Official reaction to a crop genetic pump initiative that effectively bypasses government programs may be a blunt rejection and general condemnation about the quality of the seed, with all kinds of potential concerns for genetic contamination, poor germination and impurities in the seed. Those promoting government programs, including the regular use of certified seed, have a vested interest perspective. However, governments generally do not have the manpower or financial resources to undertake and effectively provide the necessary services or the resources to enforce or restrict such programs. Thus, while there may be verbal protests, nothing more should be expected. The overriding need is to get the fresh genetic material into the community and available to the farmers so that they can benefit from the wider choice of varieties and prospects for higher yields and income.
Intellectual Property Rights
Many new varieties and specific genes are now being patented by the large international agro-business, with an expectation of royalties being paid for their use, even from impoverished smallholders.
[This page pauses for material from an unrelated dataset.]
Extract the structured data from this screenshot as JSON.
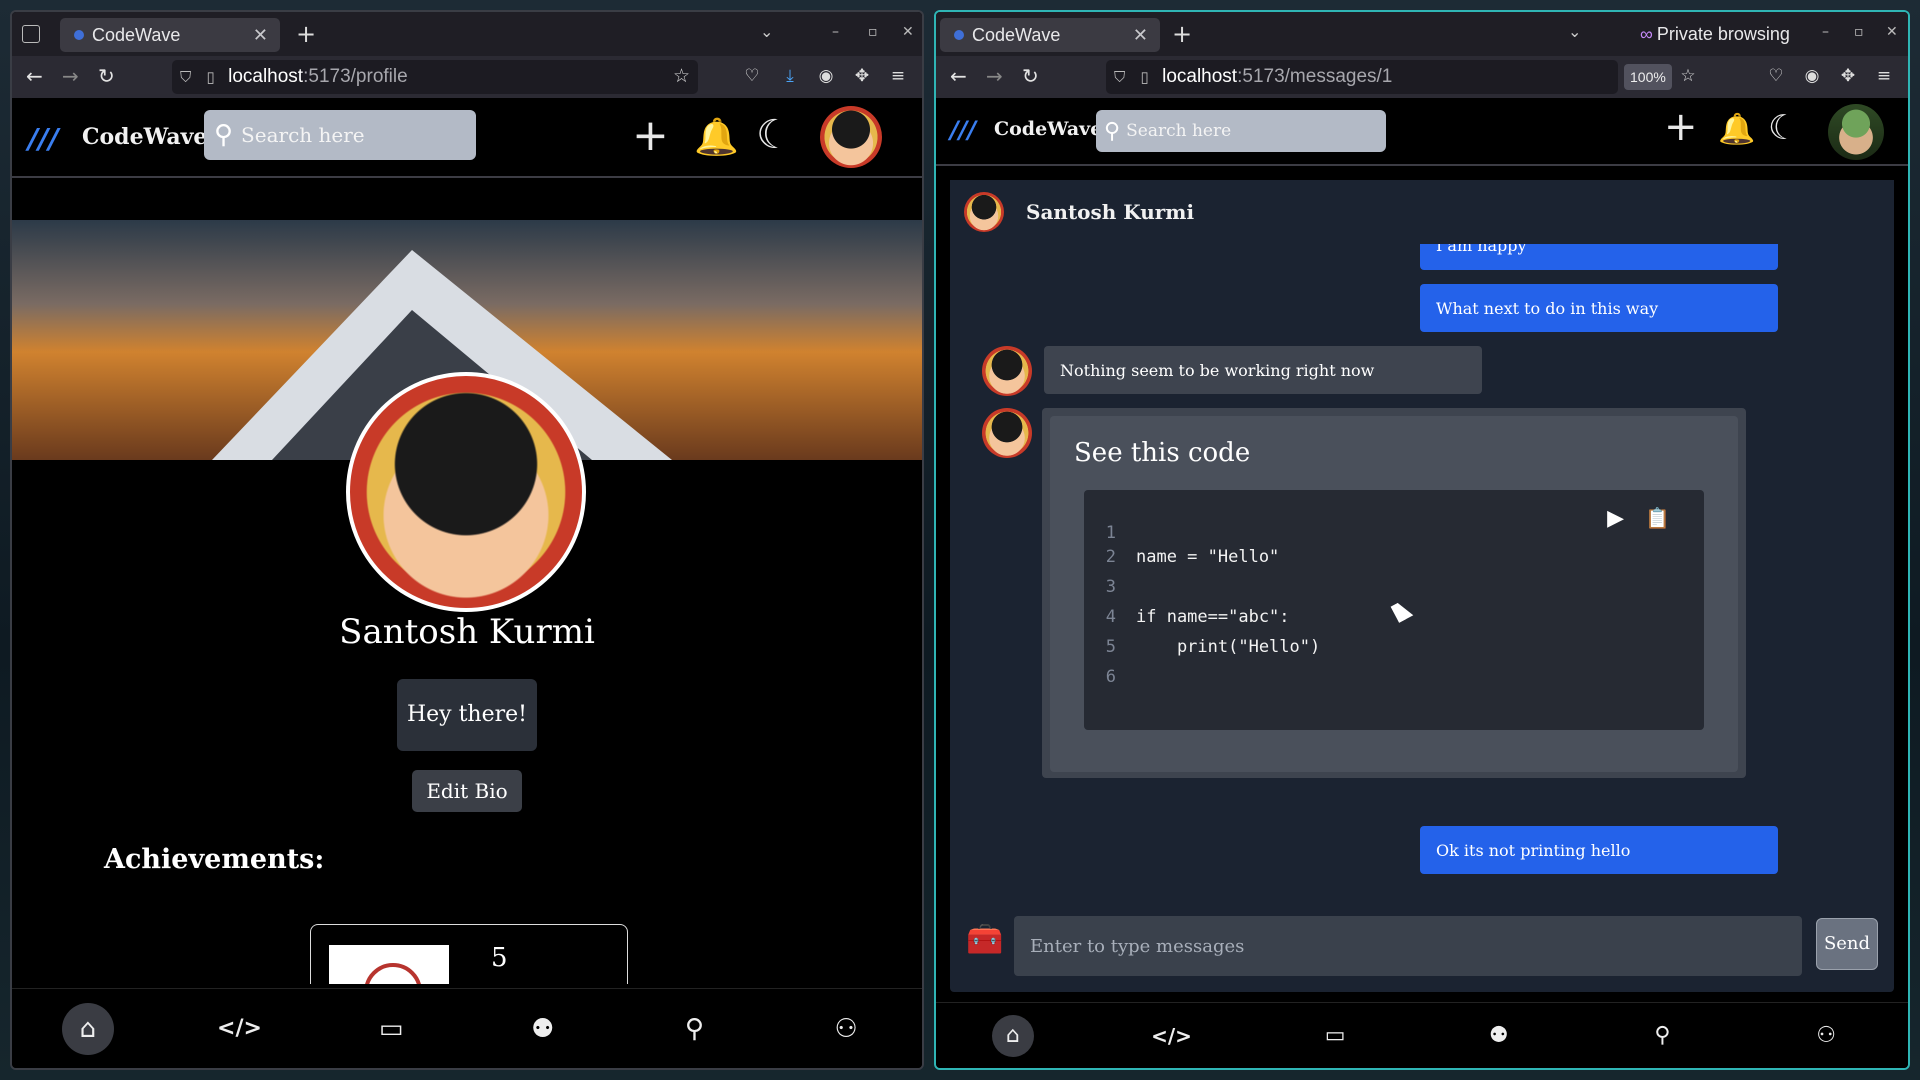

As a result, there has to be some concern for violation of patent rights, etc. However, the IARC s are supposed to be supported primarily by public funds from donor countries and operate in the public domain. Thus the variety plant material that they generate is assumed to be public domain and freely available to anyone in need, particularly host developing countries; both public and private sector alike.
While the crop genetic pump concept discussed in this article is mostly conceptual, it is worth trying where national programs do not have the financial or personnel resources to provide comprehensive variety improvement, seed multiplication and seed distribution programs. The key component is for NGOs working in smallholder communities to obtain small amounts of seed for different varieties and breeding lines and to work with indigenous family enterprises to multiply the seed within the host community for sale to farmers through the normal village marketing channels. This may require some minimum training on how to manage seed in a rural setting [Ed: An excellent ECHO resource related to seed storage is "Seed Saving Tips & Technologies" by Dr. Tim Motis; http://www.echocommunity.org/resource/collection/E66CDFDB-0A0D-4DDE-8AB1- 74D9D8C3EDD4/Seed_SavingTips_&Technologies.pdf]. If the government or other public institutes do not have the capacity to provide an influx of new varieties, then they should allow the NGOs to assist. Such an undertaking could have positive long-term impact on the host communities that will extend well beyond the limited duration of NGO externally-funded projects.
Ed: Dick Tinsley is the author of the book Developing Smallholder Agriculture: A Global Perspective. He also manages the website www.smallholderagriculture.com, and teaches the continuing education internet course Challenges to Smallholder Agriculture (http://villageearth.org/training-andconsulting/online).